-- MATERIAL PROVIDED follows --
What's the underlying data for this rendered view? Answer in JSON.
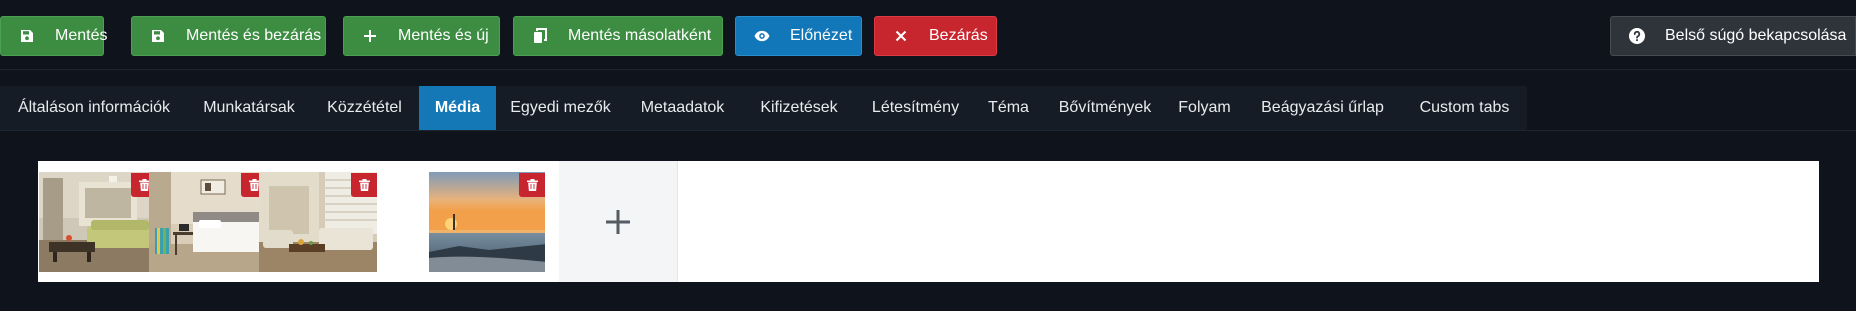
{
  "toolbar": {
    "buttons": [
      {
        "label": "Mentés",
        "icon": "save-icon",
        "color": "#3c8d42"
      },
      {
        "label": "Mentés és bezárás",
        "icon": "save-icon",
        "color": "#3c8d42"
      },
      {
        "label": "Mentés és új",
        "icon": "plus-icon",
        "color": "#3c8d42"
      },
      {
        "label": "Mentés másolatként",
        "icon": "copy-icon",
        "color": "#3c8d42"
      },
      {
        "label": "Előnézet",
        "icon": "eye-icon",
        "color": "#1177b8"
      },
      {
        "label": "Bezárás",
        "icon": "close-icon",
        "color": "#c8262e"
      }
    ],
    "help_button": {
      "label": "Belső súgó bekapcsolása",
      "icon": "question-circle-icon",
      "color": "#2f343b"
    }
  },
  "tabs": [
    {
      "label": "Általáson információk",
      "active": false
    },
    {
      "label": "Munkatársak",
      "active": false
    },
    {
      "label": "Közzététel",
      "active": false
    },
    {
      "label": "Média",
      "active": true
    },
    {
      "label": "Egyedi mezők",
      "active": false
    },
    {
      "label": "Metaadatok",
      "active": false
    },
    {
      "label": "Kifizetések",
      "active": false
    },
    {
      "label": "Létesítmény",
      "active": false
    },
    {
      "label": "Téma",
      "active": false
    },
    {
      "label": "Bővítmények",
      "active": false
    },
    {
      "label": "Folyam",
      "active": false
    },
    {
      "label": "Beágyazási űrlap",
      "active": false
    },
    {
      "label": "Custom tabs",
      "active": false
    }
  ],
  "media": {
    "images": [
      {
        "subject": "living-room-photo"
      },
      {
        "subject": "bedroom-photo"
      },
      {
        "subject": "lounge-photo"
      },
      {
        "subject": "sunset-sea-photo"
      }
    ],
    "delete_icon": "trash-icon",
    "add_icon": "plus-icon"
  },
  "colors": {
    "background": "#0f141c",
    "success": "#3c8d42",
    "primary": "#1177b8",
    "danger": "#c8262e",
    "tab_active": "#1578b6"
  }
}
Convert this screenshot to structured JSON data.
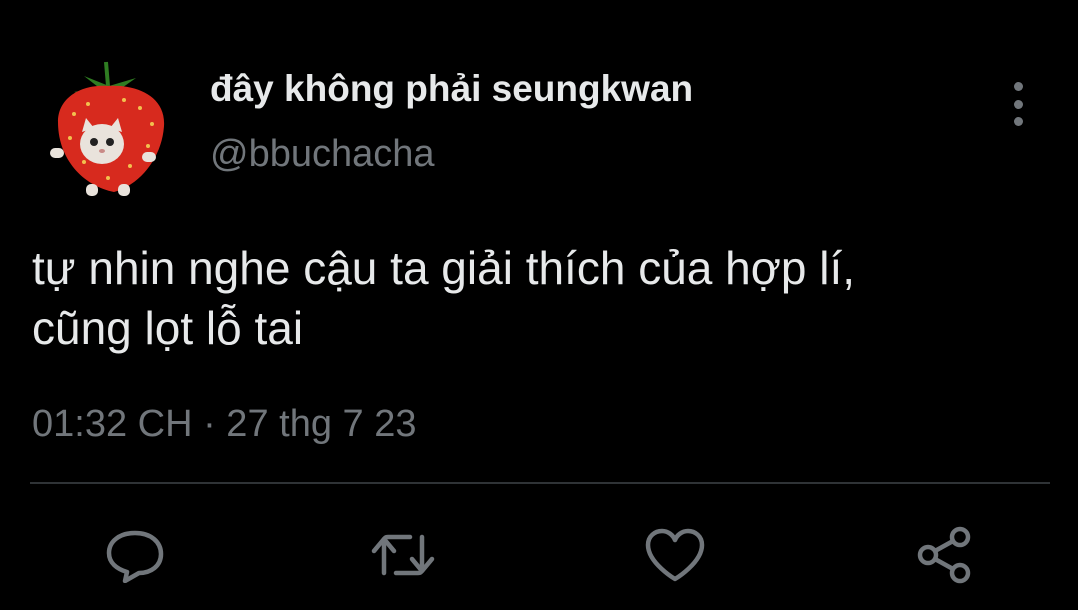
{
  "tweet": {
    "display_name": "đây không phải seungkwan",
    "handle": "@bbuchacha",
    "text_line1": "tự nhin nghe cậu ta giải thích của hợp lí,",
    "text_line2": "cũng lọt lỗ tai",
    "timestamp": "01:32 CH · 27 thg 7 23"
  },
  "icons": {
    "avatar": "strawberry-cat-avatar",
    "more": "more-vertical-icon",
    "reply": "reply-icon",
    "retweet": "retweet-icon",
    "like": "heart-icon",
    "share": "share-icon"
  },
  "colors": {
    "background": "#000000",
    "primary_text": "#e7e9ea",
    "secondary_text": "#71767b",
    "divider": "#2f3336",
    "avatar_strawberry": "#d72a1e"
  }
}
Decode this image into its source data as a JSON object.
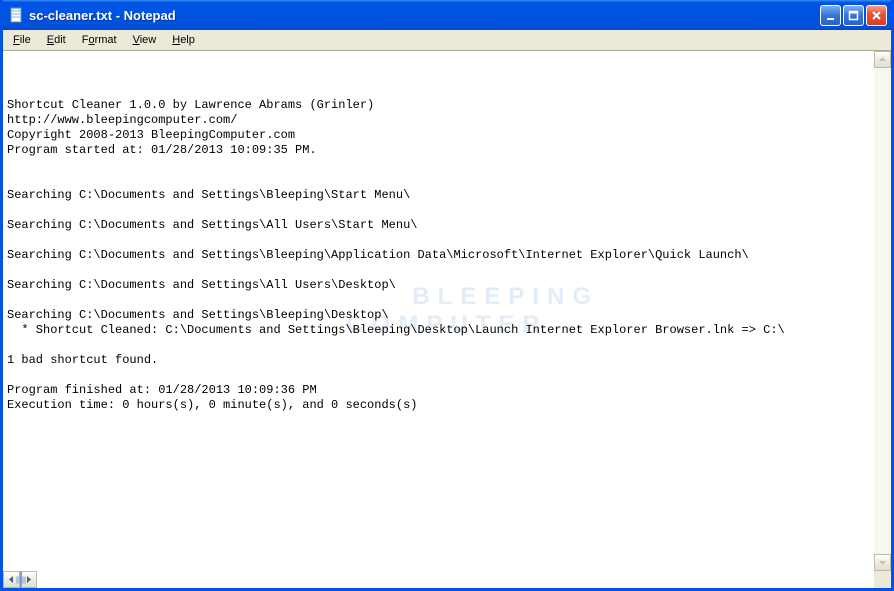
{
  "window": {
    "title": "sc-cleaner.txt - Notepad"
  },
  "menubar": {
    "items": [
      {
        "label": "File",
        "accelerator": "F"
      },
      {
        "label": "Edit",
        "accelerator": "E"
      },
      {
        "label": "Format",
        "accelerator": "o"
      },
      {
        "label": "View",
        "accelerator": "V"
      },
      {
        "label": "Help",
        "accelerator": "H"
      }
    ]
  },
  "content": {
    "lines": [
      "Shortcut Cleaner 1.0.0 by Lawrence Abrams (Grinler)",
      "http://www.bleepingcomputer.com/",
      "Copyright 2008-2013 BleepingComputer.com",
      "Program started at: 01/28/2013 10:09:35 PM.",
      "",
      "",
      "Searching C:\\Documents and Settings\\Bleeping\\Start Menu\\",
      "",
      "Searching C:\\Documents and Settings\\All Users\\Start Menu\\",
      "",
      "Searching C:\\Documents and Settings\\Bleeping\\Application Data\\Microsoft\\Internet Explorer\\Quick Launch\\",
      "",
      "Searching C:\\Documents and Settings\\All Users\\Desktop\\",
      "",
      "Searching C:\\Documents and Settings\\Bleeping\\Desktop\\",
      "  * Shortcut Cleaned: C:\\Documents and Settings\\Bleeping\\Desktop\\Launch Internet Explorer Browser.lnk => C:\\",
      "",
      "1 bad shortcut found.",
      "",
      "Program finished at: 01/28/2013 10:09:36 PM",
      "Execution time: 0 hours(s), 0 minute(s), and 0 seconds(s)"
    ]
  },
  "watermark": {
    "line1": "BLEEPING",
    "line2": "COMPUTER"
  }
}
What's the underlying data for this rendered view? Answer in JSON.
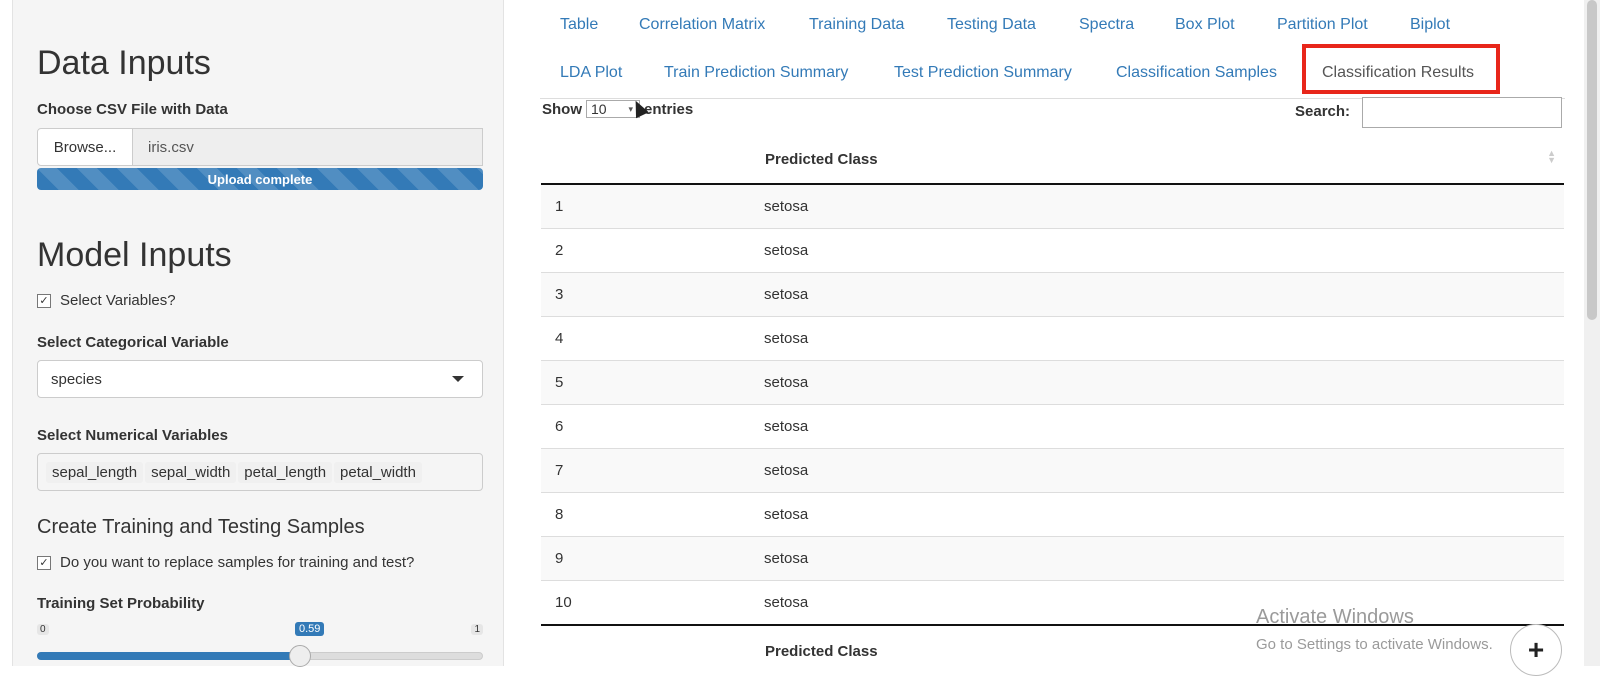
{
  "sidebar": {
    "data_inputs_title": "Data Inputs",
    "file_label": "Choose CSV File with Data",
    "browse_label": "Browse...",
    "file_name": "iris.csv",
    "upload_status": "Upload complete",
    "model_inputs_title": "Model Inputs",
    "select_variables_label": "Select Variables?",
    "select_variables_checked": true,
    "categorical_label": "Select Categorical Variable",
    "categorical_value": "species",
    "numerical_label": "Select Numerical Variables",
    "numerical_values": [
      "sepal_length",
      "sepal_width",
      "petal_length",
      "petal_width"
    ],
    "samples_title": "Create Training and Testing Samples",
    "replace_label": "Do you want to replace samples for training and test?",
    "replace_checked": true,
    "training_prob_label": "Training Set Probability",
    "slider": {
      "min": "0",
      "max": "1",
      "value": "0.59",
      "fraction": 0.59
    }
  },
  "tabs": [
    "Table",
    "Correlation Matrix",
    "Training Data",
    "Testing Data",
    "Spectra",
    "Box Plot",
    "Partition Plot",
    "Biplot",
    "LDA Plot",
    "Train Prediction Summary",
    "Test Prediction Summary",
    "Classification Samples",
    "Classification Results"
  ],
  "active_tab": "Classification Results",
  "highlight_color": "#e8261a",
  "accent_color": "#337ab7",
  "datatable": {
    "show_label": "Show",
    "entries_value": "10",
    "entries_label": "entries",
    "search_label": "Search:",
    "column_header": "Predicted Class",
    "rows": [
      [
        "1",
        "setosa"
      ],
      [
        "2",
        "setosa"
      ],
      [
        "3",
        "setosa"
      ],
      [
        "4",
        "setosa"
      ],
      [
        "5",
        "setosa"
      ],
      [
        "6",
        "setosa"
      ],
      [
        "7",
        "setosa"
      ],
      [
        "8",
        "setosa"
      ],
      [
        "9",
        "setosa"
      ],
      [
        "10",
        "setosa"
      ]
    ]
  },
  "watermark": {
    "line1": "Activate Windows",
    "line2": "Go to Settings to activate Windows."
  }
}
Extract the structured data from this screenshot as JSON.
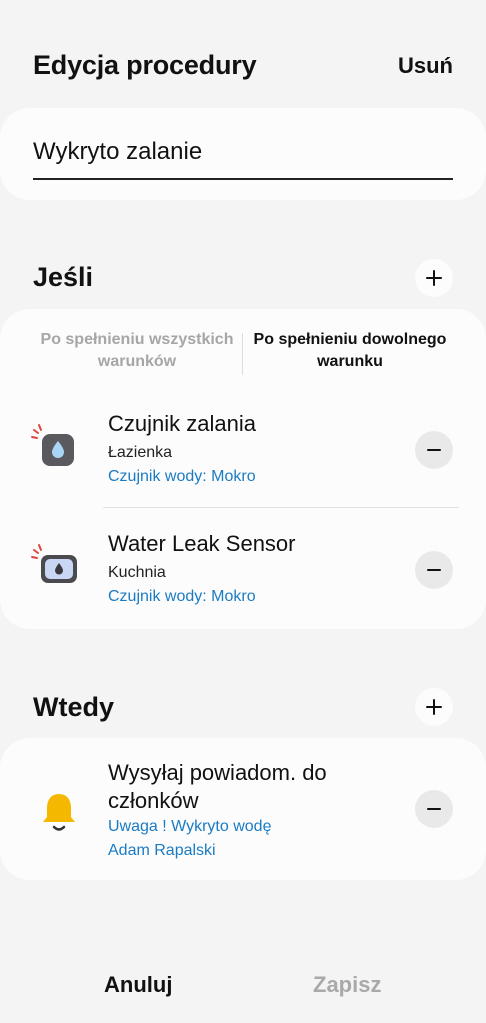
{
  "header": {
    "title": "Edycja procedury",
    "delete_label": "Usuń"
  },
  "name_field": {
    "value": "Wykryto zalanie"
  },
  "if_section": {
    "title": "Jeśli",
    "toggle": {
      "all_label_line1": "Po spełnieniu wszystkich",
      "all_label_line2": "warunków",
      "any_label_line1": "Po spełnieniu dowolnego",
      "any_label_line2": "warunku",
      "selected": "any"
    },
    "conditions": [
      {
        "title": "Czujnik zalania",
        "room": "Łazienka",
        "state": "Czujnik wody: Mokro",
        "icon": "water-drop-sensor-icon"
      },
      {
        "title": "Water Leak Sensor",
        "room": "Kuchnia",
        "state": "Czujnik wody: Mokro",
        "icon": "water-leak-sensor-icon"
      }
    ]
  },
  "then_section": {
    "title": "Wtedy",
    "actions": [
      {
        "title_line1": "Wysyłaj powiadom. do",
        "title_line2": "członków",
        "message": "Uwaga ! Wykryto wodę",
        "recipient": "Adam Rapalski",
        "icon": "bell-icon"
      }
    ]
  },
  "footer": {
    "cancel_label": "Anuluj",
    "save_label": "Zapisz"
  },
  "colors": {
    "background": "#f4f4f4",
    "card": "#fcfcfc",
    "link": "#1a7bc4",
    "inactive": "#a6a6a6",
    "alert_red": "#e0463c",
    "bell_yellow": "#f5b800"
  }
}
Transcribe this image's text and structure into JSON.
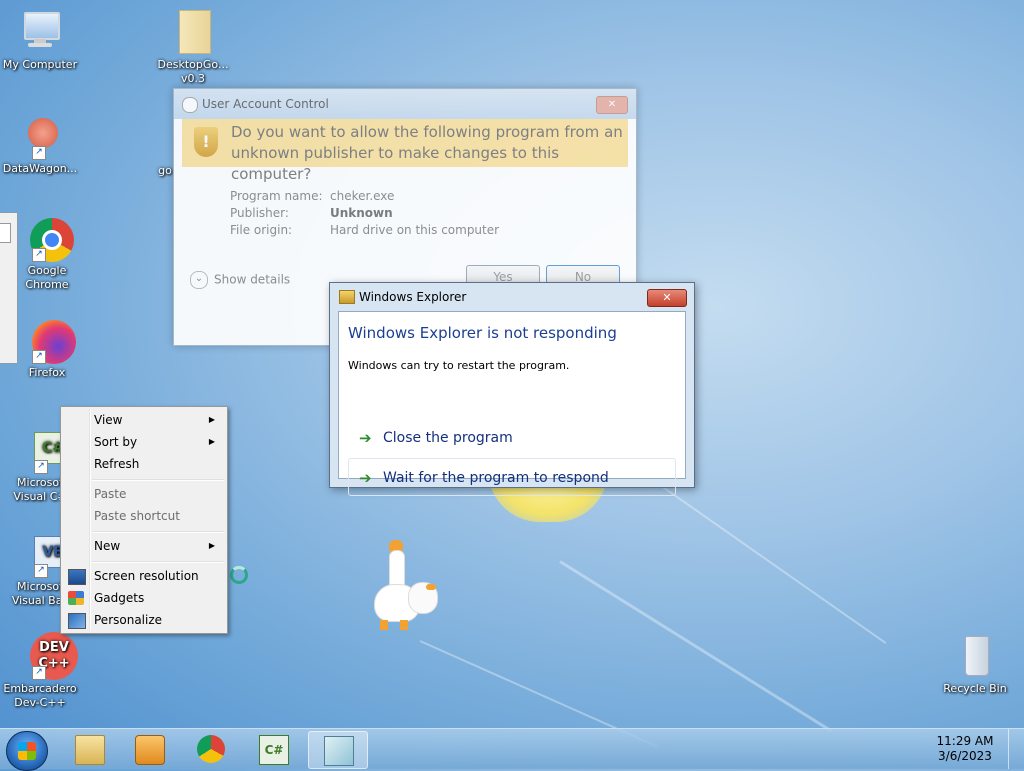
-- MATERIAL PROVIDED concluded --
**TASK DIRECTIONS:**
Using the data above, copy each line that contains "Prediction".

**WRITTEN SOLUTION:**
    "Train Prediction Summary",
    "Test Prediction Summary",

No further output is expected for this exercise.